- App and web page records:
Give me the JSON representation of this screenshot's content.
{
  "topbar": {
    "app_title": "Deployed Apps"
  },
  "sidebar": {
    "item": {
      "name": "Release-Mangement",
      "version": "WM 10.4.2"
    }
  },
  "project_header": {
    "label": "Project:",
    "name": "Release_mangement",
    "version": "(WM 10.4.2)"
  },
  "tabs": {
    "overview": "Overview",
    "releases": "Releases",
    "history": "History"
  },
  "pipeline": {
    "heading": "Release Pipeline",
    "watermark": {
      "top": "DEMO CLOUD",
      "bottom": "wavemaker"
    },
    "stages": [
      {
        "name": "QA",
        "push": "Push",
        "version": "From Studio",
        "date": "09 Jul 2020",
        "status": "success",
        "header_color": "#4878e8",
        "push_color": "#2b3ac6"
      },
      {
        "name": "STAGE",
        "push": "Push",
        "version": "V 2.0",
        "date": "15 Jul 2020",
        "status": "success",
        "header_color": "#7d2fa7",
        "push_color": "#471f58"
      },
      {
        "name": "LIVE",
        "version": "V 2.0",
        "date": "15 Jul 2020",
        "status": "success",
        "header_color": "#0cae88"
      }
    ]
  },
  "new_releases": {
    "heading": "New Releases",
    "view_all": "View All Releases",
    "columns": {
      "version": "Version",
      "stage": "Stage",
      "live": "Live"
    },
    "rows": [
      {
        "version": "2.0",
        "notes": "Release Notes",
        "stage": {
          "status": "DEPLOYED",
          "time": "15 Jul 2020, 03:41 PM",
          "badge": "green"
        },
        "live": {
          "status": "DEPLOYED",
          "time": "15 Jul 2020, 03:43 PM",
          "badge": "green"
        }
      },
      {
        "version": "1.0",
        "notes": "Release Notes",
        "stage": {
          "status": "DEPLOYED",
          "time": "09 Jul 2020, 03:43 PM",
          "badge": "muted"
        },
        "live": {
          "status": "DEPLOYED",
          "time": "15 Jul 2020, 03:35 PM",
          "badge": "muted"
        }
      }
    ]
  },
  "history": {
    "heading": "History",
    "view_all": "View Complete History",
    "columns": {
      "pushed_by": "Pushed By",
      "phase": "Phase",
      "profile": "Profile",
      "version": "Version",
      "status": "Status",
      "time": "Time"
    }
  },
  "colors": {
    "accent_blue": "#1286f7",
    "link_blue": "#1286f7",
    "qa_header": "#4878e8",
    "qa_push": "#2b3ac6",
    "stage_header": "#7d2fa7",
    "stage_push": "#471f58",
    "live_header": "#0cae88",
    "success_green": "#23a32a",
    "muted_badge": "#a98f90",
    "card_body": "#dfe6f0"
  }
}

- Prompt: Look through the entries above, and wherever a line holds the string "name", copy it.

- Solution:
      "name": "Release-Mangement",
    "name": "Release_mangement",
        "name": "QA",
        "name": "STAGE",
        "name": "LIVE",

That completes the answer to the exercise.